16th December 2013 | International Solidarity Movement, Silvia Todeschini and Henni | Gaza, Occupied Palestine
Gaza’s bad weather has disrupted access lines and flooded whole areas. Thousands of families have been evacuated. Numerous injuries and two deaths have been reported. The Zionist siege and occupation contribute to aggravating the situation for tens of thousands of people.
The main route of access between the north and south of the Gaza Strip, called Saladin Street has been flooded, making travel very difficuly. A microbus running from Gaza to Rafah must be able to avoid deep pools of water by going from one lane to another, slowly and laboriously climbing over the hedge that separates them. Some cars are blocked because the water is high enough to disable their engines. Carts are pulled by donkeys, who walk with their feet in the water.
The neighborhood of Rafah where Khaled el- Sadi Alul lives is called el- Madakha. He lives with three wives, eleven sons and six daughters in a house that is cold and wet. You can see your own breath. The veil Khaled’s first wife wears seems to smoke because it is damp, and body heat causes its moisture to evaporate.
The woman is particularly sensitive to the cold, because she suffers from asthma and is diabetic. Khaled should also avoid low temperatures, because two weeks ago, pruning a tree, he fell down broke a rib. It puncture his lung, which required a surgery to drain the blood from it. Some of the windows and the roof of the house were destroyed during Israel’s “Operation Cast Leas” military offensive. The roof has been replaced with a sheet of corrugated material which costs little, but contains carcinogenic asbestos.
Khaled says that that at midnight between Thursday and Friday, everyone was at home asleep . They had heard rain, but it did not look heavy, and there was no electricity, so they were in darkness. Sleeping on the floor, they woke up because their mattress was wet. The water came five centimeters above the mattress. They called Civil Defense, but were told the whole Gaza Strip was in a flood emergency, so nothing could be done.
They called the 109. The municipality said it would send a car, but it never arrived. The water that had invaded was sewer. They had to place a pipe out of the home, to ensure that water poured into the yard. Then they had to make a hole in the wall that separates the garden from the space in front of the kitchen door, to let it drain, all in the dark and without power. “We spent horrible hours,” says Khaled ‘s first wife “In three hours we emptied the water that had accumulated in the house with buckets. You can still feel the smell!”
This family is just one example of what bad weather means here in Gaza, and certainly not the worst case. “We pray Allah to end the siege,” Khaled said. “If we had electricity, when something like this happens, at least we could see and understand what is going on.”
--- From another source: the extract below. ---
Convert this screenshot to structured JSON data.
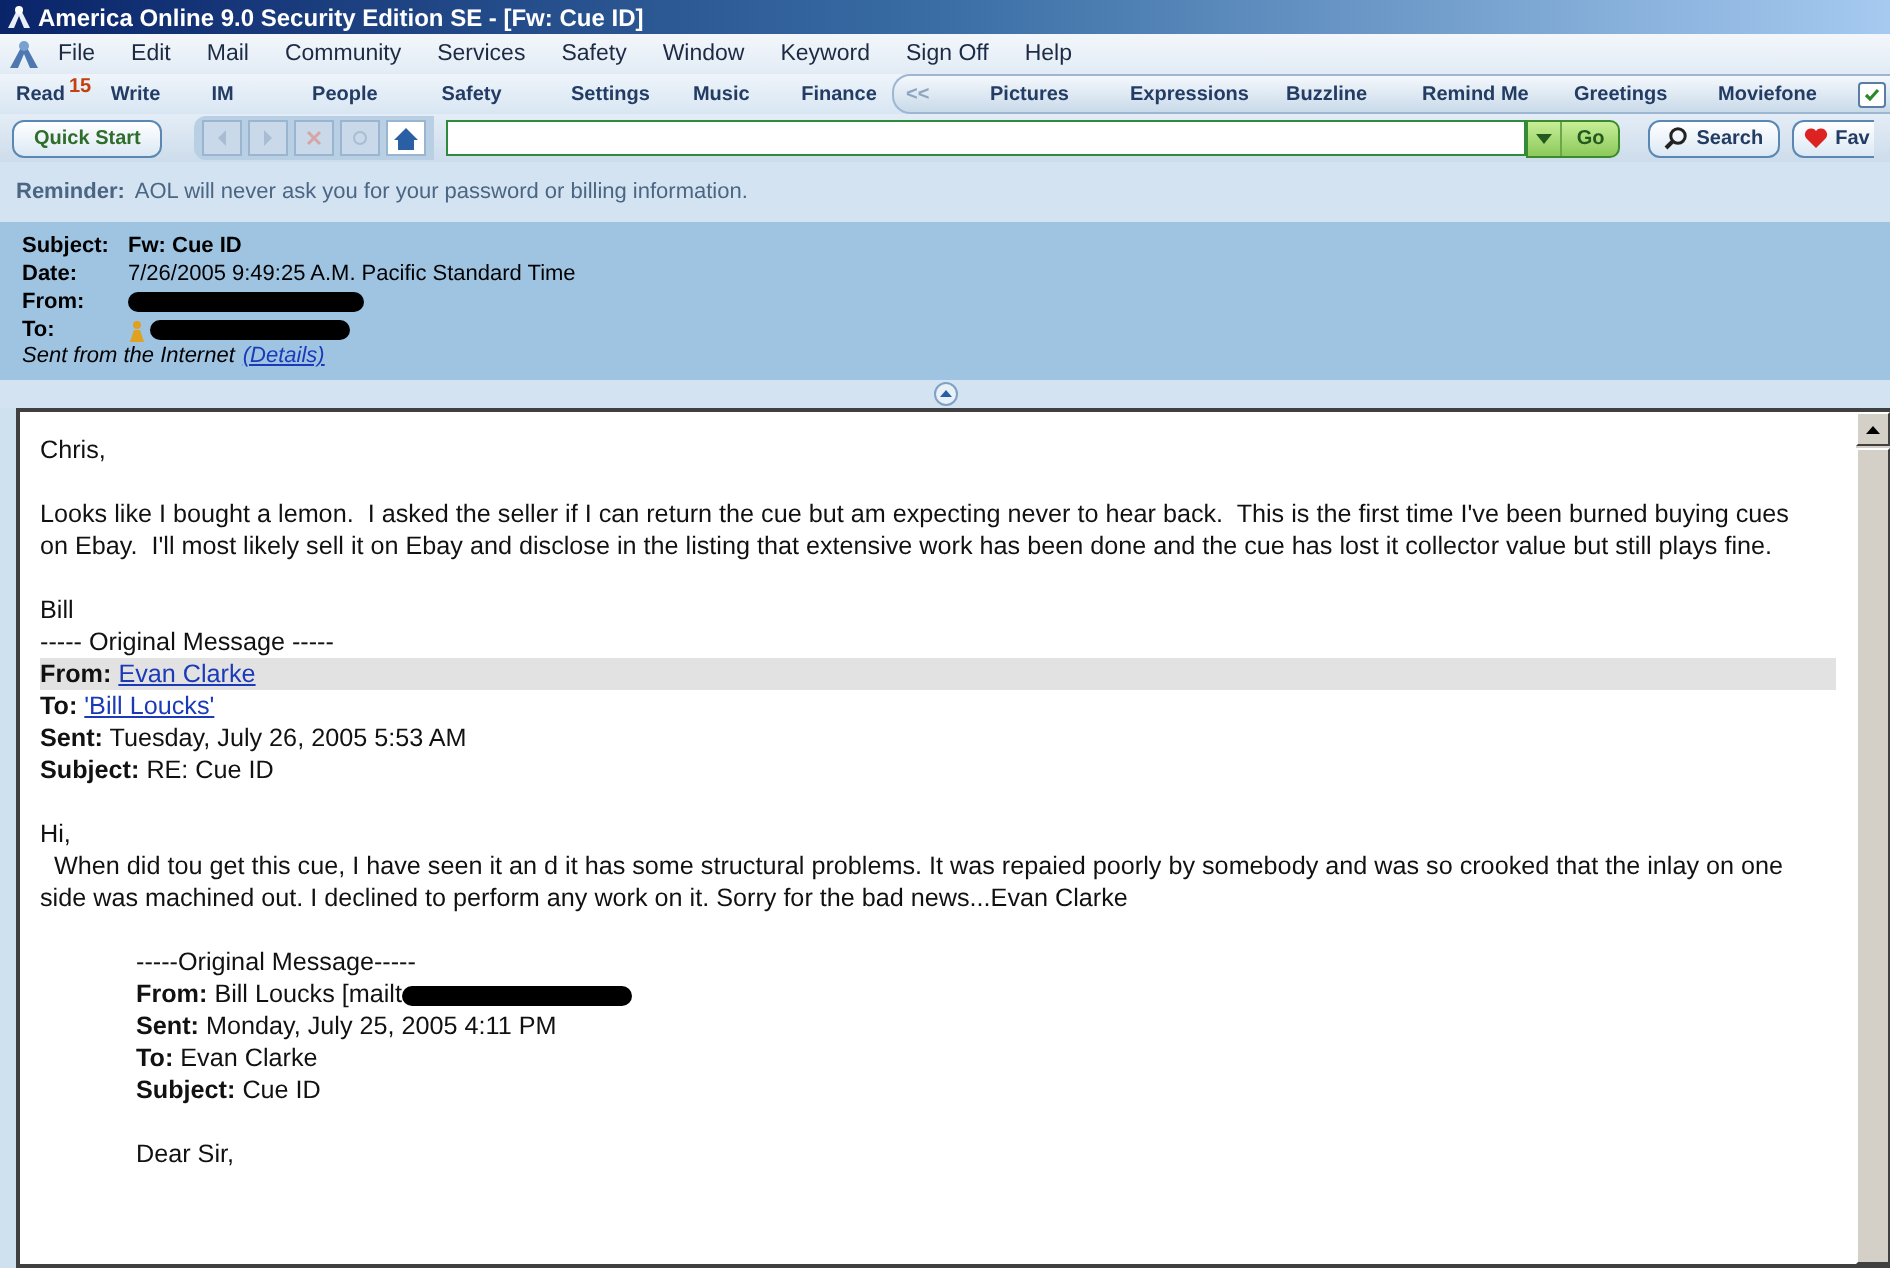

For five days, Khaled’s sons have not attended school because it is also flooded. Or perhaps it would be better to say that a lake has formed around it and the school seems to float in it, making it accessible only by boat. Even the football field in front of the school looks like a rectangular lake. A few days ago, water reached the first floors of the houses, and ten families, of a total of 70-80 people, were evacuated by boat through the first floor windows of their homes. Some were taken on Friday evening,, others Thursday morning, to a nearby school that serves as a shelter. But they are not isolated cases.
In the Jabalia refugee camp, which lies at a low point in the north of Gaza, a young man on the street reported that one man had died from the fatal mixture of broken electricity wires and water in the streets. Boys said that last year, three people and one horse were killed the same way: an electrical wire broke and fell into knee-high sewage water, which the wastewater plant and pumps couldn’t move out of city.
Yusuf Khela, manager of the Jabalia municipality, says that two projects have been underway. One project would pump water
directly to the to the wastewater plant further north without passing the sewage treatment plant in Jabalia. To manage this, it would be necessary to pump 3000qm3/h, but because of the fuel shortage, it is often difficult to manage these. The municipality installed two pumps in case one runs out of fuel, to guarantee at least some pumping of water.
Even if there is fuel, it will be expensive, costing 7 NIS per liter. To afford these, the government is even cutting employees’ salaries in order to fuel the pumps. If they stop working, the rain, salt and sewage water mixing together, particularly during the heaviest rain in decades, would first flood all of Jabalia camp.
A second project to manage the camp’s water problems is an infiltration system. Khela says that sometimes UNRWA gives money to cover the coast of fuel for Jabalia camp, if it is not stopped at the separation barrier.
Each year a large amount of NGOs and UN organisations give money in order to supply the fuel and the basic needs of Palestinian people. Unfortunately, it is often not used to meet these needs. Streets gets bigger, even if this means cutting parts from the surrounding houses. But projects like solutions for sewage water in Jabalia camp are set up only after deaths are reported.
Most houses are accessible only by stairs in order to prevent the entry of water. The poorest houses, covered only by thin metal roofs, suffer the most. Heavy winter storms often carry these makeshift roofs away. On 11th December, a young girl died in Khan Younis after one struck her in heavy winds.